For a healthy and happy new puppy, follow our expert guide
First things first – vaccinations
Veterinary Healthcare Professionals in the UK recommend all dogs are vaccinated against:
- Infectious Canine Hepatitis
- Canine Parvovirus (normally known as Parvo)
- Infectious Bronchitis (formerly known as Kennel Cough)
Your puppy can be vaccinated from six weeks old, with a second dose administered two to four weeks later – afterwards, they’ll finally be able to go out for their first ‘walkies’.
A separate vaccine is available to protect against Rabies, which is only necessary if your pet will be travelling abroad. For more information about pet passports go here. For more information about our Puppy Vaccine Packages, tailored to their future lifestyle, go here. We also have bespoke pre-sale puppy vaccine packages for breeders – see here.
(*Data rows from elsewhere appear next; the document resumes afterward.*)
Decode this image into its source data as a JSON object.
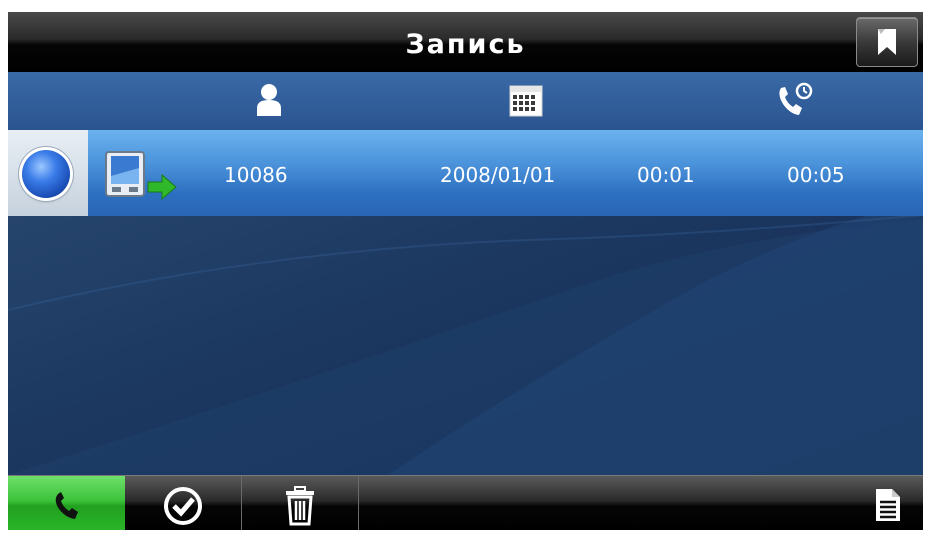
{
  "title": "Запись",
  "columns": {
    "contact_icon": "person-icon",
    "date_icon": "calendar-icon",
    "duration_icon": "call-duration-icon"
  },
  "records": [
    {
      "number": "10086",
      "date": "2008/01/01",
      "time": "00:01",
      "duration": "00:05",
      "direction": "outgoing",
      "selected": true
    }
  ],
  "toolbar": {
    "buttons": [
      "phone-icon",
      "checkmark-icon",
      "trash-icon",
      "document-icon"
    ],
    "active": "phone-icon"
  },
  "colors": {
    "accent_green": "#3cc23a",
    "row_highlight": "#4a92da",
    "header_blue": "#2f5e9c",
    "background": "#17305a"
  }
}
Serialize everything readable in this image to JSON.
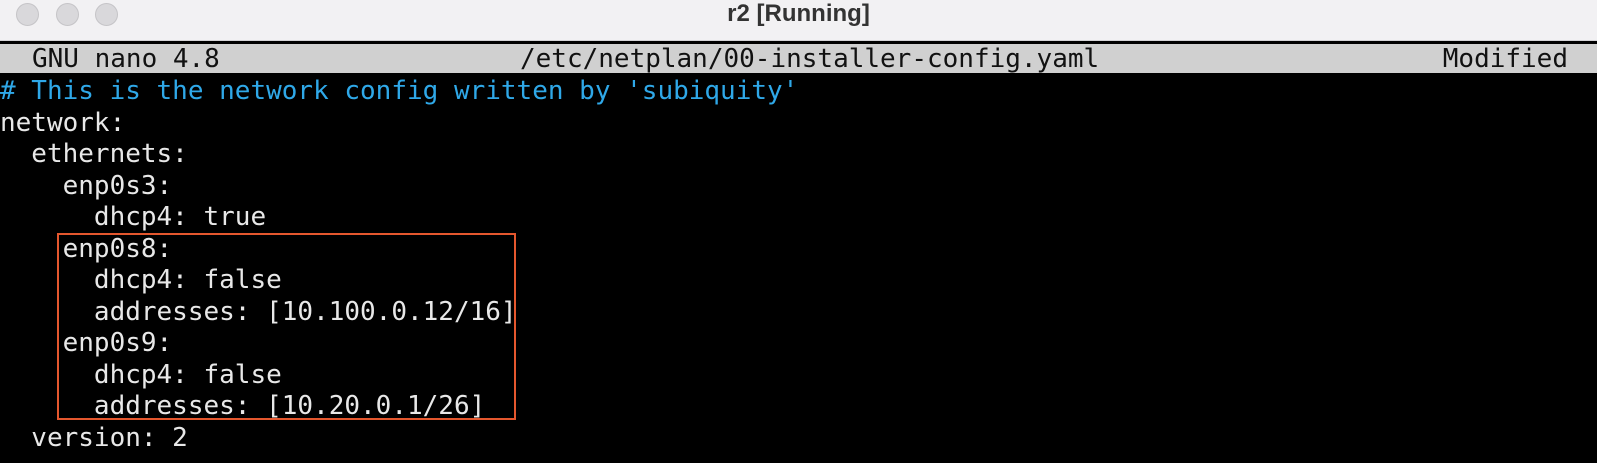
{
  "window": {
    "title": "r2 [Running]"
  },
  "nano": {
    "version_label": "GNU nano 4.8",
    "file_path": "/etc/netplan/00-installer-config.yaml",
    "status": "Modified"
  },
  "editor": {
    "lines": [
      "# This is the network config written by 'subiquity'",
      "network:",
      "  ethernets:",
      "    enp0s3:",
      "      dhcp4: true",
      "    enp0s8:",
      "      dhcp4: false",
      "      addresses: [10.100.0.12/16]",
      "    enp0s9:",
      "      dhcp4: false",
      "      addresses: [10.20.0.1/26]",
      "  version: 2"
    ]
  },
  "colors": {
    "comment": "#2fa8e8",
    "text": "#e8e8e8",
    "highlight_box": "#e4572e",
    "header_bg": "#d0d0d0"
  }
}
From then on, annual boosters or mini-booster check-ups will be needed to keep their immunity high. During these appointments, your veterinary surgeon will also perform a thorough health check.
Other treatments your puppy will need:
Most puppies are born with internal worms, so it is necessary to worm them right away.
From then on, regular worming is important to help prevent both disease in the puppy itself and health risks to children via the puppy’s/dog’s faeces. We recommend worming monthly with young children present, worming of adult dogs should be done monthly. Otherwise, adult dogs should be wormed every three months.
A new parasite recently found in Sussex, Angiostrongylus vasorum infects dogs and foxes, and is transmitted via slugs and snails. It can cause internal bleeding as well as heart and lung damage, and is capable of being fatal.
We recommend monthly preventative treatments with a Spot-On that specifically protects against Angiostrongylus vasorum, and either treating or testing all dogs for this disease before any surgery involving an incision. Please note that not all dog Spot-On anti-parasite products are protective against Angiostrongylus vasorum. We recommend sourcing your products from the Clinic to avoid a potentially fatal error.
Tapeworms are not generally a risk to puppies unless they have fleas (in which case we’ll advise you further), and can’t be transmitted to humans via their pets.
We recommend most adults dogs are treated for this problem every six months, using tablets, but more often if they eat any raw meat or catch their own food.
Fleas are external parasites which can feed on your puppy, but they live and breed in soft furnishings in your home. Not only a nuisance to pets, they can also cause skin disease and transmit tapeworms (internal worm parasites).
During your first check-up, we’ll advise you on the best course of preventative treatment for your young puppy.
Getting the right diet
Adult dog food is not suitable for your new puppy, as it won’t provide them with the correct levels of protein, vitamins or minerals they need for healthy growth and development.
Puppy foods should be used until 10 months for small breeds to 24 months for giant breeds. Some brands provide puppy nutrition for the first six months, then swap to ‘junior’ nutrition until 12 months of age.
We recommend a majority proportion of dry food in your dog’s diet, to provide the best possible protection for their teeth, keeping them clean and reducing tartar formation.
Why we recommend neutering
Neutering prevents the animal from breeding, but it also has several other advantages:
- In bitches (females), it removes the inconvenience of seasons
- Neutering before the animal has her first season lowers the risk of mammary cancer and removes the risk of life-threatening uterine infection (pyometra)
- In dogs (males), it removes the risk of testicular cancer in later life
- It also reduces the chance of prostate problems, including prostate cancer
- Neutered male dogs are also less likely to wander (looking for a bitch) or fight
We’ll only neuter puppies that are aged six months or older, but your vet will give you further information on timing this procedure when we first meet your new pet.
Don’t forget about a microchip
Microchips are implanted just under the skin of your puppy. They encode a unique identification number that’s read by the scanner. This number is linked on a computer database to your name and address so that your puppy can be identified and returned to you if lost.
This isn’t just a recommendation either – from April 2016 it became law for all UK dog owners to have their dog microchipped.
Ultimately, getting your new puppy used to being examined at the vets is a great idea – it’ll make future treatments and visits much less stressful for you both. So get them booked in for their first check-up and we’ll make sure they’re given the best start in life.
We look forward to meeting your new puppy – call 01444 456886 for an appointment